Adobe Reader has all the core viewing features you need, though, and there are pluses you might not notice at first, such as the Fill & Sign tool, which enables the reader to automatically fill in PDF forms, and a 'save ink' print option that could reduce your toner or ink use by up to 15%.
Adobe also provides PDF reader apps for Android, iOS and even Windows Phone. Sign up for a free Adobe Document Cloud account and you can store important documents in 2GB of cloud storage (more space is available if you upgrade) and access them from anywhere.
Despite its simple appearance, Adobe Reader DC is hugely configurable. The leading free PDF readers have duplicated some of its settings, but Adobe Reader has many more, particularly in advanced areas such as security and signature management.
Best of all, you can be sure Adobe Reader DC will display even the most complex PDF correctly.
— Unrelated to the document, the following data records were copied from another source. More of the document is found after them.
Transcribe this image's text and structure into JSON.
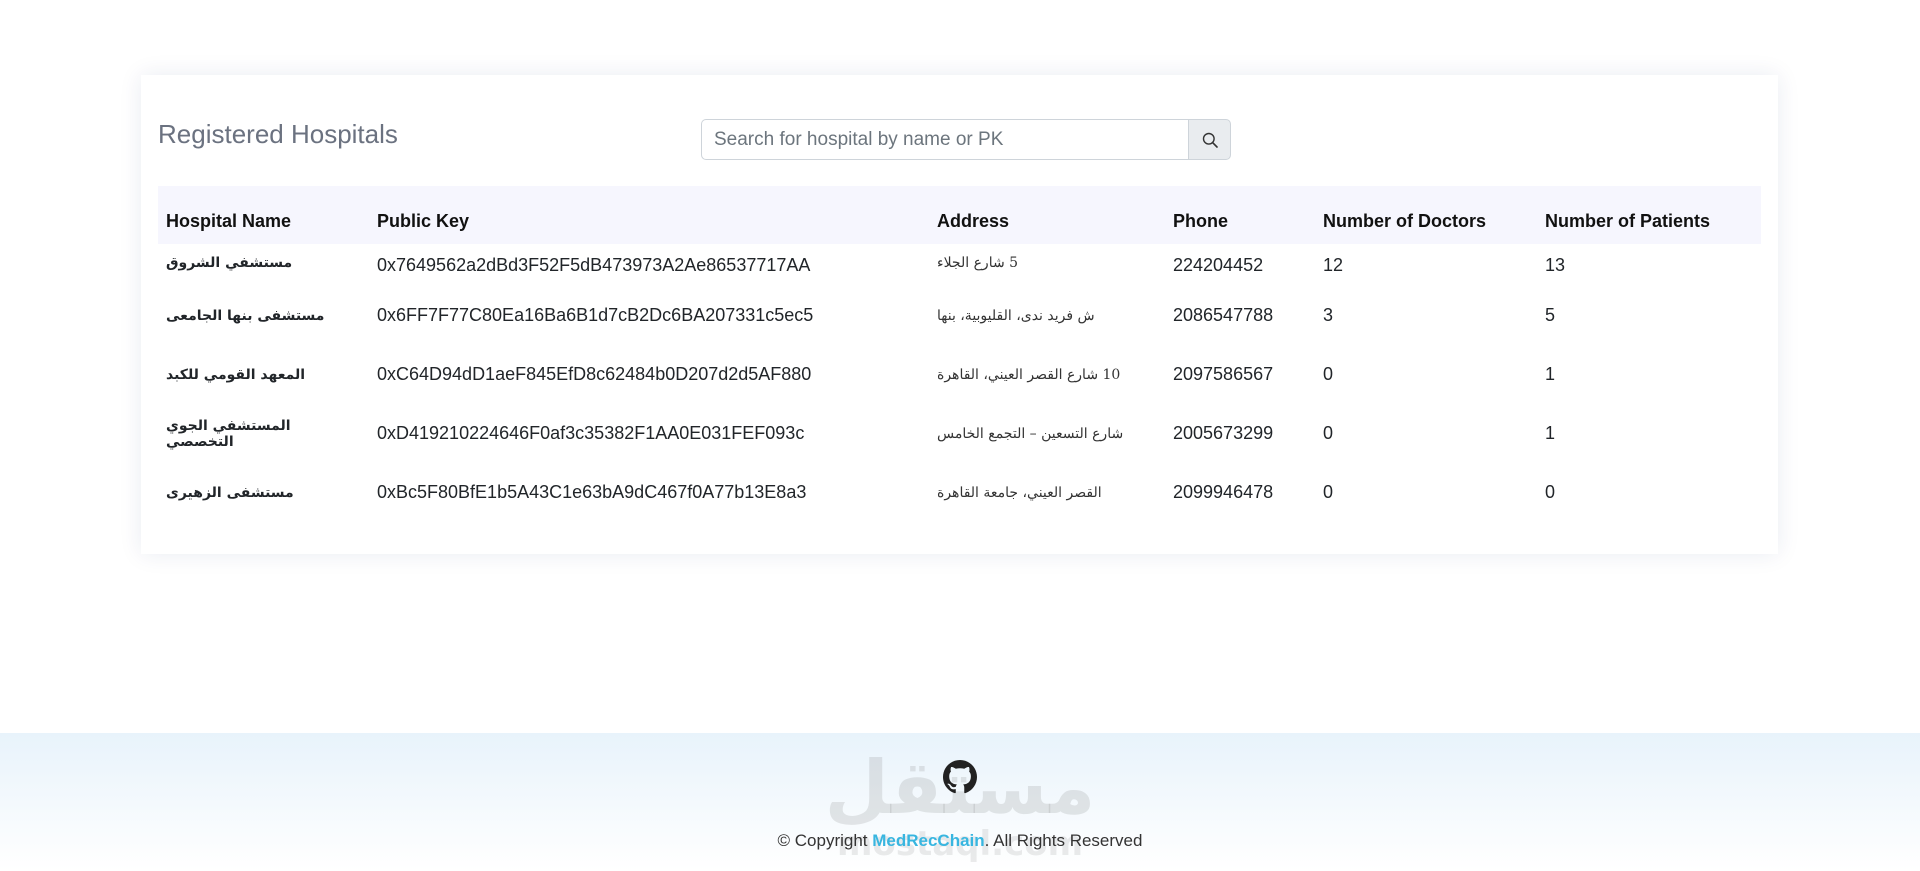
{
  "card": {
    "title": "Registered Hospitals",
    "search_placeholder": "Search for hospital by name or PK"
  },
  "table": {
    "headers": [
      "Hospital Name",
      "Public Key",
      "Address",
      "Phone",
      "Number of Doctors",
      "Number of Patients"
    ],
    "rows": [
      {
        "name": "مستشفي الشروق",
        "pk": "0x7649562a2dBd3F52F5dB473973A2Ae86537717AA",
        "address": "5 شارع الجلاء",
        "phone": "224204452",
        "doctors": "12",
        "patients": "13"
      },
      {
        "name": "مستشفى بنها الجامعى",
        "pk": "0x6FF7F77C80Ea16Ba6B1d7cB2Dc6BA207331c5ec5",
        "address": "ش فريد ندى، القليوبية، بنها",
        "phone": "2086547788",
        "doctors": "3",
        "patients": "5"
      },
      {
        "name": "المعهد القومي للكبد",
        "pk": "0xC64D94dD1aeF845EfD8c62484b0D207d2d5AF880",
        "address": "10 شارع القصر العيني، القاهرة",
        "phone": "2097586567",
        "doctors": "0",
        "patients": "1"
      },
      {
        "name": "المستشفي الجوي التخصصي",
        "pk": "0xD419210224646F0af3c35382F1AA0E031FEF093c",
        "address": "شارع التسعين – التجمع الخامس",
        "phone": "2005673299",
        "doctors": "0",
        "patients": "1"
      },
      {
        "name": "مستشفى الزهيرى",
        "pk": "0xBc5F80BfE1b5A43C1e63bA9dC467f0A77b13E8a3",
        "address": "القصر العيني، جامعة القاهرة",
        "phone": "2099946478",
        "doctors": "0",
        "patients": "0"
      }
    ]
  },
  "footer": {
    "watermark": "مستقل",
    "watermark_sub": "mostaql.com",
    "copyright_prefix": "© Copyright ",
    "brand": "MedRecChain",
    "copyright_suffix": ". All Rights Reserved"
  },
  "icons": {
    "search": "search-icon",
    "github": "github-icon"
  },
  "colors": {
    "brand": "#38b6e0",
    "header_bg": "#f6f6fe",
    "title": "#6b7280"
  }
}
If there is a problem, regular updates ensure it'll be fixed quickly. Gaaiho PDF Reader has received only two minor bug-fix updates since September 2016, for instance – Reader DC typically gets updates every month or two.
Our previous picks have all been great PDF readers, but they're also very similar, all trying to do much the same job, and in much the same way. There are many more specialist tools which have nothing like the same PDF-viewing power, but which could still be the best choice in some situations.
CDisplay Ex is designed as a comic book reader for viewing .CBR, .CBZ. .CBT and other formats, but it also supports PDF.
The package is very basic by the standards of the competition. It's purely a viewer, with no annotation features, no ability to add notes or attach files, and no security tools, file sharing options or anything else.
This simplicity has its pluses, though. CDisplay Ex is compact, taking up just 10% of the size of Foxit Reader. It's fast to load and easy to use, and the interface is just a menu and a tiny toolbar – and you can even hide that if you prefer the minimalist look.
The program is optimized for viewing graphics. It has capable color-correction tools to optimize images, while support for Lanczos resizing keeps image quality high even when you zoom in.
Elsewhere, display modes allow CDisplay Ex to fit pages to a portrait, landscape or full-page view. Time-saving extras include slideshow viewing and the ability to automatically move from one file to another in the same folder. And if you don't like the default keyboard shortcuts for a function, no problem – you can redefine them all.
CDisplay Ex still has plenty of fundamental limits – you can't even search a document for text – but as a viewing tool only, particularly for image-based documents, it performs very well.
Nitro PDF Reader doesn't create a good first impression by demanding your name and email address just to download the program. Some of the competition also ask for your details, but generally it's optional, and you'll get extra benefits by signing up.
The program won us back on its first launch, though, automatically popping up a helpful Quick Start Guide to walk us through its key features.
Nitro's excellent PDF-creation tools come high on the list, with options to convert more than 300 top formats to PDF, or print from almost any other application to a PDF file. That's better than some specialist PDF creators, and could be worth the download all on its own.
A neat image extraction feature enables you to save all the images from a PDF in a couple of clicks.
Nitro's QuickSign tool allows you to build up an image library of handwritten signatures, and you can then apply any of them to your document with a click.
The viewing and annotation features cover the core essentials, but are still no match for the best of the rest. Foxit PDF Reader can add lines of text, insert text boxes and pop-up notes, highlight text and areas, draw multiple shapes, apply standard or custom stamps, and more. Nitro has some basic markup tools, and you can enter a line of text or add a note, and that's about it.
Nitro PDF Reader has more than enough power for most PDF viewing tasks, though, and it's far easier to use than some of the more heavyweight competition. If simplicity is top of your priority list, we'd say give it a try.